Materials provided below:

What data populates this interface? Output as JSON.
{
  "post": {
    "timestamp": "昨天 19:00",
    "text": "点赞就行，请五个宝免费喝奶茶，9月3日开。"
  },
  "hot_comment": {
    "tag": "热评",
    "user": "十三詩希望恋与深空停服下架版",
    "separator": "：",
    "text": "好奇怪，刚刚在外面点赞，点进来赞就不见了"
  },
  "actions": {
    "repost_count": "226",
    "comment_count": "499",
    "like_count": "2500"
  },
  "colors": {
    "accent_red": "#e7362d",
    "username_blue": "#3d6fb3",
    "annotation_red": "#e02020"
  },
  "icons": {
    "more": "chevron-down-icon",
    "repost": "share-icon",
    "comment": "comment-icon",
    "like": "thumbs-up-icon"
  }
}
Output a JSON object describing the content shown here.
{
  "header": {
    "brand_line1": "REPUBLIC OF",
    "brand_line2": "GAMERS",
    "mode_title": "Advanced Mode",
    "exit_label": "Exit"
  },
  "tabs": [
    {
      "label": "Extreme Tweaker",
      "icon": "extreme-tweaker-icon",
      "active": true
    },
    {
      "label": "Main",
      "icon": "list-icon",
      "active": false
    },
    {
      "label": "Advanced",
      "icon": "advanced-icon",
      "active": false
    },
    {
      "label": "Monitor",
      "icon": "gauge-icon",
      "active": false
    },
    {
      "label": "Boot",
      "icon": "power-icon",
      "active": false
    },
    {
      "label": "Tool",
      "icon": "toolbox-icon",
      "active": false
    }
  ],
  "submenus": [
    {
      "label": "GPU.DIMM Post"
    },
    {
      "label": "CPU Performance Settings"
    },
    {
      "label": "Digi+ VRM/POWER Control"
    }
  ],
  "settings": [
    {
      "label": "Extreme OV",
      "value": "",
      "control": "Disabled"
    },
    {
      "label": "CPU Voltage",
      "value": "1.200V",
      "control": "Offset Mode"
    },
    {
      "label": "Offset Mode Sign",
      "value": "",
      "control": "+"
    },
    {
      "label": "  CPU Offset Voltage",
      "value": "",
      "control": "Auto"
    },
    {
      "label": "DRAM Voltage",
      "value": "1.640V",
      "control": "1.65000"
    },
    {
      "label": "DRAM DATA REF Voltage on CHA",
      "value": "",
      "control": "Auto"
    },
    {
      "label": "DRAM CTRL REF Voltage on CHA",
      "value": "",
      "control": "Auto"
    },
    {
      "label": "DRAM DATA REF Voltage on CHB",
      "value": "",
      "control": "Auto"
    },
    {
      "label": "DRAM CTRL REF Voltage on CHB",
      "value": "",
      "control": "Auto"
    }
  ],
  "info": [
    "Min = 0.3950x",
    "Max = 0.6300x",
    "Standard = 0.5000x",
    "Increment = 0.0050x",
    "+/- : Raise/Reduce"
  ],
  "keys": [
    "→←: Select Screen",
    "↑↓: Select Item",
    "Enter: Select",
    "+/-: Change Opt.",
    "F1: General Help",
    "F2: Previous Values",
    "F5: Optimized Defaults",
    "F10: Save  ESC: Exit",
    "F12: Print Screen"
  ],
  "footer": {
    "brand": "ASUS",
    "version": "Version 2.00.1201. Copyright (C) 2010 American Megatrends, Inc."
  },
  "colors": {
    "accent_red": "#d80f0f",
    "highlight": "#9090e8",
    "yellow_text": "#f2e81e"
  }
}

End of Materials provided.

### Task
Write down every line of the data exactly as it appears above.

### Reply
What data populates this interface? Output as JSON.
{
  "post": {
    "timestamp": "昨天 19:00",
    "text": "点赞就行，请五个宝免费喝奶茶，9月3日开。"
  },
  "hot_comment": {
    "tag": "热评",
    "user": "十三詩希望恋与深空停服下架版",
    "separator": "：",
    "text": "好奇怪，刚刚在外面点赞，点进来赞就不见了"
  },
  "actions": {
    "repost_count": "226",
    "comment_count": "499",
    "like_count": "2500"
  },
  "colors": {
    "accent_red": "#e7362d",
    "username_blue": "#3d6fb3",
    "annotation_red": "#e02020"
  },
  "icons": {
    "more": "chevron-down-icon",
    "repost": "share-icon",
    "comment": "comment-icon",
    "like": "thumbs-up-icon"
  }
}
Output a JSON object describing the content shown here.
{
  "header": {
    "brand_line1": "REPUBLIC OF",
    "brand_line2": "GAMERS",
    "mode_title": "Advanced Mode",
    "exit_label": "Exit"
  },
  "tabs": [
    {
      "label": "Extreme Tweaker",
      "icon": "extreme-tweaker-icon",
      "active": true
    },
    {
      "label": "Main",
      "icon": "list-icon",
      "active": false
    },
    {
      "label": "Advanced",
      "icon": "advanced-icon",
      "active": false
    },
    {
      "label": "Monitor",
      "icon": "gauge-icon",
      "active": false
    },
    {
      "label": "Boot",
      "icon": "power-icon",
      "active": false
    },
    {
      "label": "Tool",
      "icon": "toolbox-icon",
      "active": false
    }
  ],
  "submenus": [
    {
      "label": "GPU.DIMM Post"
    },
    {
      "label": "CPU Performance Settings"
    },
    {
      "label": "Digi+ VRM/POWER Control"
    }
  ],
  "settings": [
    {
      "label": "Extreme OV",
      "value": "",
      "control": "Disabled"
    },
    {
      "label": "CPU Voltage",
      "value": "1.200V",
      "control": "Offset Mode"
    },
    {
      "label": "Offset Mode Sign",
      "value": "",
      "control": "+"
    },
    {
      "label": "  CPU Offset Voltage",
      "value": "",
      "control": "Auto"
    },
    {
      "label": "DRAM Voltage",
      "value": "1.640V",
      "control": "1.65000"
    },
    {
      "label": "DRAM DATA REF Voltage on CHA",
      "value": "",
      "control": "Auto"
    },
    {
      "label": "DRAM CTRL REF Voltage on CHA",
      "value": "",
      "control": "Auto"
    },
    {
      "label": "DRAM DATA REF Voltage on CHB",
      "value": "",
      "control": "Auto"
    },
    {
      "label": "DRAM CTRL REF Voltage on CHB",
      "value": "",
      "control": "Auto"
    }
  ],
  "info": [
    "Min = 0.3950x",
    "Max = 0.6300x",
    "Standard = 0.5000x",
    "Increment = 0.0050x",
    "+/- : Raise/Reduce"
  ],
  "keys": [
    "→←: Select Screen",
    "↑↓: Select Item",
    "Enter: Select",
    "+/-: Change Opt.",
    "F1: General Help",
    "F2: Previous Values",
    "F5: Optimized Defaults",
    "F10: Save  ESC: Exit",
    "F12: Print Screen"
  ],
  "footer": {
    "brand": "ASUS",
    "version": "Version 2.00.1201. Copyright (C) 2010 American Megatrends, Inc."
  },
  "colors": {
    "accent_red": "#d80f0f",
    "highlight": "#9090e8",
    "yellow_text": "#f2e81e"
  }
}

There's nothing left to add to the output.